Data for the task
BEGIN
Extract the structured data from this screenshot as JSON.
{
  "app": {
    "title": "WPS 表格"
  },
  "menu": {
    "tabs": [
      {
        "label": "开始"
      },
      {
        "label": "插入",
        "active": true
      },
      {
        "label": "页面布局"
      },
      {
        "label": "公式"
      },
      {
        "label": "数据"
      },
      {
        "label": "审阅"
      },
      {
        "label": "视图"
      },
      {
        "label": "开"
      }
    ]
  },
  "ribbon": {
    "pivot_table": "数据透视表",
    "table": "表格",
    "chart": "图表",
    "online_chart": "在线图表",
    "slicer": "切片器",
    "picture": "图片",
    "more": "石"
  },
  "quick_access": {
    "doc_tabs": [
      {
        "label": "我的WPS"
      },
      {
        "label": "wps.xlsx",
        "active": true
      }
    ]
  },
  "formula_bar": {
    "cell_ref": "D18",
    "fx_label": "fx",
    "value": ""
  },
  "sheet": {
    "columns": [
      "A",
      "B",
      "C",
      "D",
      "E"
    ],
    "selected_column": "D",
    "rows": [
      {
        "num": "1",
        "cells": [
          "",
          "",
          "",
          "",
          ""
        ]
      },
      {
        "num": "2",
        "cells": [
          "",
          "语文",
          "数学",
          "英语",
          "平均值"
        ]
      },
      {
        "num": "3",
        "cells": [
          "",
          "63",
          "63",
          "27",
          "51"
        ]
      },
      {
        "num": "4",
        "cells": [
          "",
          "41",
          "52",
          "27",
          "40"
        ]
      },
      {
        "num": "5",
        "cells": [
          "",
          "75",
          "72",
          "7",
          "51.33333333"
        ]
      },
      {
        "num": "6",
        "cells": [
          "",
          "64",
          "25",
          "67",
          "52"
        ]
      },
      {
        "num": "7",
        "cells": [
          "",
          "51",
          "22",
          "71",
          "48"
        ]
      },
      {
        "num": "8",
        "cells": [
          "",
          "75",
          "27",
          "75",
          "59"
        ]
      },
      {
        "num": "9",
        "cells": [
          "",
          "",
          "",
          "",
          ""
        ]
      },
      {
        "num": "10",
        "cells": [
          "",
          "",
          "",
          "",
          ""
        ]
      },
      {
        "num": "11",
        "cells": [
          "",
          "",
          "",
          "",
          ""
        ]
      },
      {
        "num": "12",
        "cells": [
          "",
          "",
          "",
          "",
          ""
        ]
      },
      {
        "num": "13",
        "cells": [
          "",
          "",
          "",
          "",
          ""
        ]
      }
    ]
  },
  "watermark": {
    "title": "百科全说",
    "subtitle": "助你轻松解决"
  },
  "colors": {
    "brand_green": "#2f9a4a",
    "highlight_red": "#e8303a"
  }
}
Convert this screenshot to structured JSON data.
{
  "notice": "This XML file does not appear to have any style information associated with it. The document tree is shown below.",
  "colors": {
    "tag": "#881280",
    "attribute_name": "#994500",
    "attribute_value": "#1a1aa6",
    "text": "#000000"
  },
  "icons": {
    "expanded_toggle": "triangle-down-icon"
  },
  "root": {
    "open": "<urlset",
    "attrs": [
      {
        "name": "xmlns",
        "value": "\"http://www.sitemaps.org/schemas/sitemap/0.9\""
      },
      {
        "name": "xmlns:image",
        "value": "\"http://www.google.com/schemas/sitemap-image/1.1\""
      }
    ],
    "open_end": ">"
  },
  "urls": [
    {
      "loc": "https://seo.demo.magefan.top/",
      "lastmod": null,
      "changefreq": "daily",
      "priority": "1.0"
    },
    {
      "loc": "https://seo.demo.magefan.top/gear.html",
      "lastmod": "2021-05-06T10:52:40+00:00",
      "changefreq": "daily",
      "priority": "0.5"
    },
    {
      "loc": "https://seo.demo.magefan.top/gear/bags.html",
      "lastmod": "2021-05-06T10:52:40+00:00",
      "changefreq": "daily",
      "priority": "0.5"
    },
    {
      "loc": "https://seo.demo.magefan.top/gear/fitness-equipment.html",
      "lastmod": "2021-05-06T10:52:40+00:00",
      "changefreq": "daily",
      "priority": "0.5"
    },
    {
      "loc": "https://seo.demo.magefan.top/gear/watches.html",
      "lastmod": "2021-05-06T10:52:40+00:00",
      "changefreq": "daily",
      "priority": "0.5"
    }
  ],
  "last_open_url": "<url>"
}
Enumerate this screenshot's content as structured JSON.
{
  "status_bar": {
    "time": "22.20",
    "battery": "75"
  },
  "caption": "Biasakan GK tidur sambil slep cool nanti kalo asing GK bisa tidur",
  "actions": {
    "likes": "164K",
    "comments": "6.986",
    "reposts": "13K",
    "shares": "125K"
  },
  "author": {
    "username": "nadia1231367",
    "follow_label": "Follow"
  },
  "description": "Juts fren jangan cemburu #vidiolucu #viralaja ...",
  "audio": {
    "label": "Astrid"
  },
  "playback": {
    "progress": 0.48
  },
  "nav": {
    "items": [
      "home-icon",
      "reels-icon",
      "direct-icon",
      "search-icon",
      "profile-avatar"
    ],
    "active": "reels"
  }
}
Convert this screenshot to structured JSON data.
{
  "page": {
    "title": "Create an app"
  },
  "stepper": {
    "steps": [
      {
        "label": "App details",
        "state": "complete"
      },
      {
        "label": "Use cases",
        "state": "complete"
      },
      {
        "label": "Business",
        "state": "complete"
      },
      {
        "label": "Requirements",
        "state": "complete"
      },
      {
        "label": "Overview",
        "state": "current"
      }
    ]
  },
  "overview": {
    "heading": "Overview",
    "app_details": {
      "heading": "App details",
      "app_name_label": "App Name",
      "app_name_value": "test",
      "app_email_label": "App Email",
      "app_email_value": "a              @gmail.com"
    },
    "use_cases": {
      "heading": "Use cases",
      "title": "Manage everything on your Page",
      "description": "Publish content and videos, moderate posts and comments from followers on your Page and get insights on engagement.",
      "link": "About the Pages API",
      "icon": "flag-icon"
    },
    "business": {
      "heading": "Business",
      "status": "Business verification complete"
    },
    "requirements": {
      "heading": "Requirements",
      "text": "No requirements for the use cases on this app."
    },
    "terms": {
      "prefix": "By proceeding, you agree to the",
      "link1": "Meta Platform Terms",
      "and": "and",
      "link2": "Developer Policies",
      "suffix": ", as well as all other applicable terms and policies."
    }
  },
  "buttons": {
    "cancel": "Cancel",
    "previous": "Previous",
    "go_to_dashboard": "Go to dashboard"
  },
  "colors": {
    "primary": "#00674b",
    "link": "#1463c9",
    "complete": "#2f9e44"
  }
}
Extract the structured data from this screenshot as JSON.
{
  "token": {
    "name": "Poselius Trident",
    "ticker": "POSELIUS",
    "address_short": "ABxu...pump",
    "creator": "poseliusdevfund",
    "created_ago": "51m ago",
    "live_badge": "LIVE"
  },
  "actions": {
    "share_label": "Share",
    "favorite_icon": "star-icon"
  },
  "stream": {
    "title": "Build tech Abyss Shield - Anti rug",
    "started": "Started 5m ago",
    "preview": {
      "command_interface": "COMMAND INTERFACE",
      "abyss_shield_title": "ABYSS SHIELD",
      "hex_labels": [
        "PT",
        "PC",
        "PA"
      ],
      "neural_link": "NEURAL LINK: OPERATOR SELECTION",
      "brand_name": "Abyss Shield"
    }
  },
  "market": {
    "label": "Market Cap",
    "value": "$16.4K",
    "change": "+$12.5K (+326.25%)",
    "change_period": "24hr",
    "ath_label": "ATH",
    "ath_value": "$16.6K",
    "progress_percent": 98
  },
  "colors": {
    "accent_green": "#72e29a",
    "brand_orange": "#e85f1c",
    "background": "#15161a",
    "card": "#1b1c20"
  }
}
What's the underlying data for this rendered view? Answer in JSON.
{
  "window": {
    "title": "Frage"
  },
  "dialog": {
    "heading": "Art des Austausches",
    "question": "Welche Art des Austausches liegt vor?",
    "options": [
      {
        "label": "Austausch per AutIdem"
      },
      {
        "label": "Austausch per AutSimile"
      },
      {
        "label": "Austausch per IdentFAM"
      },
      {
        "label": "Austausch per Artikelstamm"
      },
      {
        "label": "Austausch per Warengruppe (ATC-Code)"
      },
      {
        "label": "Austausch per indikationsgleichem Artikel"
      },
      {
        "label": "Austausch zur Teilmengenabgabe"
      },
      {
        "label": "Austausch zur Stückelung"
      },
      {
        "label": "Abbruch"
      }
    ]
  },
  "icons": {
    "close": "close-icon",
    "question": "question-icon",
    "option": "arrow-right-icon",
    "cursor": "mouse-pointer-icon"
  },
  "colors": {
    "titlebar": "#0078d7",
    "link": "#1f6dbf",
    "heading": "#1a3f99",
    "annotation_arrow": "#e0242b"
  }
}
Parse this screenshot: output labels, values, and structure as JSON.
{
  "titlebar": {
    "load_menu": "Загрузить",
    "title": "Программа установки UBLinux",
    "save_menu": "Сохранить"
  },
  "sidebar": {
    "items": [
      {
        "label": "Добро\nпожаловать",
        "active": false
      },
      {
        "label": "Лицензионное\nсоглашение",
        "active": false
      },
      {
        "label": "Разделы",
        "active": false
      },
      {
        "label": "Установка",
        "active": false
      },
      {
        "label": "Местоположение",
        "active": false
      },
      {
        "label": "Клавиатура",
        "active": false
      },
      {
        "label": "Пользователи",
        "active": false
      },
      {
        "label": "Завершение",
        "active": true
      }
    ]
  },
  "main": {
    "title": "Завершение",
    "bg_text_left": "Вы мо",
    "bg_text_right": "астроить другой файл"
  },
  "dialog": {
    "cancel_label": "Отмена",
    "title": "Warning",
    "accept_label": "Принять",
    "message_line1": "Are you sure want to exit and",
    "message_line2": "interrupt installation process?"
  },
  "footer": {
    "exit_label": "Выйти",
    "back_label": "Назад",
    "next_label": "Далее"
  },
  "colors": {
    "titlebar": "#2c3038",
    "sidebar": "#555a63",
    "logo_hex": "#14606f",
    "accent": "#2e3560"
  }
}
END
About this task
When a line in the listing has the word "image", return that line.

Result
        "name": "xmlns:image",
        "value": "\"http://www.google.com/schemas/sitemap-image/1.1\""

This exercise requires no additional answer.